It was an opportunity to start the conversation. I didn't know what black psychology was, but I had hunches. The biggest point I made was that we should develop a strength-based psychology instead of a deficit-based psychology. My reasoning was that I grew up in a one-parent home with two siblings, and my mother was able to keep us together, feed us, clothe us, get us through high school, keep us out of jail. If that doesn't require complex behavior, I don't know what does.
Plus, Ebony sells a million copies a month.
Q: What kind of impact did the article have?
A: The black community loved it because it was a black psychologist speaking about black psychology rather than white folks speaking about it. Then other people started hearing about it — Mexican Americans, Asian Americans, women, Native Americans. They said, "We want a strength-based psychology, too."
Now when you go to therapy, therapists don't want to hear about your problems the whole time — they want to find out what your strengths are. Now we have a multicultural psychology.
Q: How do you perceive the state of multicultural psychology?
A: We've come a long way, but I think we're split in two. The older generation isn't sure what all this multicultural psychology is about or whether it's valid. The younger people, 50 and under, love it because they're growing up in a multicultural world.
We used to have to fight to get a [multicultural] class into the [psychology] curriculum. Now we've got some graduate schools where the whole curriculum is built around a multicultural psychology model.
Q: What are the biggest challenges facing African Americans today?
A: Only a few blacks really profited from the civil rights movement in the larger sense — the ones Professor W.E.B. DuBois called the "talented tenth." We've got a top talent pool moving along, but we have a much bigger pool in the inner city that we haven't quite been able to tap, especially males.
Q: How can psychologists and others help to improve that?
A: We have to start working with young children and get them going before they fall behind. We need to treat the total family — give them housing, give them help in developing job skills, help them find jobs. We also need more ethnic psychologists, especially black males.
An example of the kind of program I'm talking about is taking place in Akron, Ohio. [Basketball superstar] LeBron James has promised 2,000 at-risk kids four-year scholarships to the University of Akron starting in 2025, part of a program that starts in elementary school and gives kids the tools they need to succeed in academics and in life (see www.lebronjames.com for more).
Q: Looking back on your career, what are you proudest of?
A: I've worked with more than 100 young people who have become psychologists — not just blacks, but also Chicanos, Native Americans, Asian Americans, women. Probably my greatest accomplishment is that I was able to attract all these talented young people who have gone on and made careers in the field, some of them better than me. As they developed, my ideas were still developing and together we could create and further this field.
Joe White’s mentees, a short list:
- Gene I. Awakuni, Ph.D., president emeritus, University of Hawai'i – West O'ahu
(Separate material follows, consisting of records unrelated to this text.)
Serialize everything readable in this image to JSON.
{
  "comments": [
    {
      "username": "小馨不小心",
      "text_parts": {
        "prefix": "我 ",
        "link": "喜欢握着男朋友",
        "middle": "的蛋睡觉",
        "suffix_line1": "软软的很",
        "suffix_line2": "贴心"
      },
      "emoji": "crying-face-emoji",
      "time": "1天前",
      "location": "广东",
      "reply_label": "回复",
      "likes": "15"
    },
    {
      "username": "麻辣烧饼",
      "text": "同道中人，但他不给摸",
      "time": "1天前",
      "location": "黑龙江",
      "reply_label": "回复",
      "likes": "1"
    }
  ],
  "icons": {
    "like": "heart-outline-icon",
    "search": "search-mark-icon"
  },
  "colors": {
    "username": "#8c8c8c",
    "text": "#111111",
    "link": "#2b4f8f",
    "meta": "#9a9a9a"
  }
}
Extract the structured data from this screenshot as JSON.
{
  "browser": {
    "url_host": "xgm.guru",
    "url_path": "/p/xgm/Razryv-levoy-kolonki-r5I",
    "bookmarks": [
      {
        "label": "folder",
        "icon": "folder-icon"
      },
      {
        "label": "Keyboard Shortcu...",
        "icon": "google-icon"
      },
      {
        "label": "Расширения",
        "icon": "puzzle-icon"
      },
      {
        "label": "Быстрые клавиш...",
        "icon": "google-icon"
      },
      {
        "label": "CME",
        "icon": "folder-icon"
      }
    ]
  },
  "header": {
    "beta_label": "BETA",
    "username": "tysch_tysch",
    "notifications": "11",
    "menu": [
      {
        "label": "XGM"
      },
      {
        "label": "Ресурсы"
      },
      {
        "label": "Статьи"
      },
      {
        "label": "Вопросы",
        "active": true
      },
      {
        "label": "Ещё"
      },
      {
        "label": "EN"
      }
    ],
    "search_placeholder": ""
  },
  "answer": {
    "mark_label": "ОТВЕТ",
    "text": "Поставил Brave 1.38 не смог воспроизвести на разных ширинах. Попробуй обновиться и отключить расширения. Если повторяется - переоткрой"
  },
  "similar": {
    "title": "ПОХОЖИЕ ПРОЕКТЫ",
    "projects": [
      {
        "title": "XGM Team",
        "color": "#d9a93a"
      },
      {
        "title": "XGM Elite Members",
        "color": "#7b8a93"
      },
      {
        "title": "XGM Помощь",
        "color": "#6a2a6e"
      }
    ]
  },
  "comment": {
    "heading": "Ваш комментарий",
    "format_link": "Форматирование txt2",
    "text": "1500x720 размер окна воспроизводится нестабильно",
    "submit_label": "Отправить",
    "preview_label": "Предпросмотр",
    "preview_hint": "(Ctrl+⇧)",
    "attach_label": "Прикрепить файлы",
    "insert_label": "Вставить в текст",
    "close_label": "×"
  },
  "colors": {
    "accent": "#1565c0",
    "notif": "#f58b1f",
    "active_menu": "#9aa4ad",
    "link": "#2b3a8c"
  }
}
- Kevin Cokley, Ph.D., professor of educational psychology and director of the Institute for Urban Policy Research and Analysis, the University of Texas at Austin
- Michael Connor, Ph.D., professor emeritus of psychology, California State University, Long Beach
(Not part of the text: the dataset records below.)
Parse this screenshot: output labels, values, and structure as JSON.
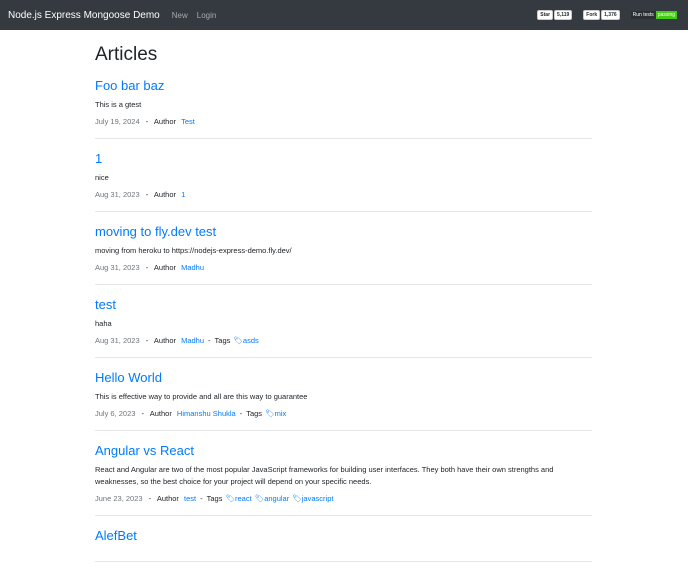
{
  "nav": {
    "brand": "Node.js Express Mongoose Demo",
    "links": [
      "New",
      "Login"
    ],
    "star_label": "Star",
    "star_count": "5,119",
    "fork_label": "Fork",
    "fork_count": "1,376",
    "ci_label": "Run tests",
    "ci_status": "passing"
  },
  "page": {
    "title": "Articles",
    "author_label": "Author",
    "tags_label": "Tags",
    "sep": "-"
  },
  "articles": [
    {
      "title": "Foo bar baz",
      "desc": "This is a gtest",
      "date": "July 19, 2024",
      "author": "Test",
      "tags": []
    },
    {
      "title": "1",
      "desc": "nice",
      "date": "Aug 31, 2023",
      "author": "1",
      "tags": []
    },
    {
      "title": "moving to fly.dev test",
      "desc": "moving from heroku to https://nodejs-express-demo.fly.dev/",
      "date": "Aug 31, 2023",
      "author": "Madhu",
      "tags": []
    },
    {
      "title": "test",
      "desc": "haha",
      "date": "Aug 31, 2023",
      "author": "Madhu",
      "tags": [
        "asds"
      ]
    },
    {
      "title": "Hello World",
      "desc": "This is effective way to provide and all are this way to guarantee",
      "date": "July 6, 2023",
      "author": "Himanshu Shukla",
      "tags": [
        "mix"
      ]
    },
    {
      "title": "Angular vs React",
      "desc": "React and Angular are two of the most popular JavaScript frameworks for building user interfaces. They both have their own strengths and weaknesses, so the best choice for your project will depend on your specific needs.",
      "date": "June 23, 2023",
      "author": "test",
      "tags": [
        "react",
        "angular",
        "javascript"
      ]
    },
    {
      "title": "AlefBet",
      "desc": "",
      "date": "",
      "author": "",
      "tags": []
    }
  ]
}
- Cedric D. Hackett, Ph.D., assistant professor, department of Africana studies, California State University, Northridge
- Jeanne E. Manese, Ph.D., director, counseling center, University of California, Irvine
- Horace Mitchell, Ph.D., president, California State University, Bakersfield
- Thomas A. Parham, Ph.D., vice chancellor, student affairs, University of California, Irvine
- Lori S. White, Ph.D., vice chancellor, student affairs, Washington University in St. Louis
- Evelyn B. Winfield-Thomas, Ph.D., executive director and Title IX coordinator, Office of Institutional Inequality, Western Michigan University
Story courtesy of American Psychological Association.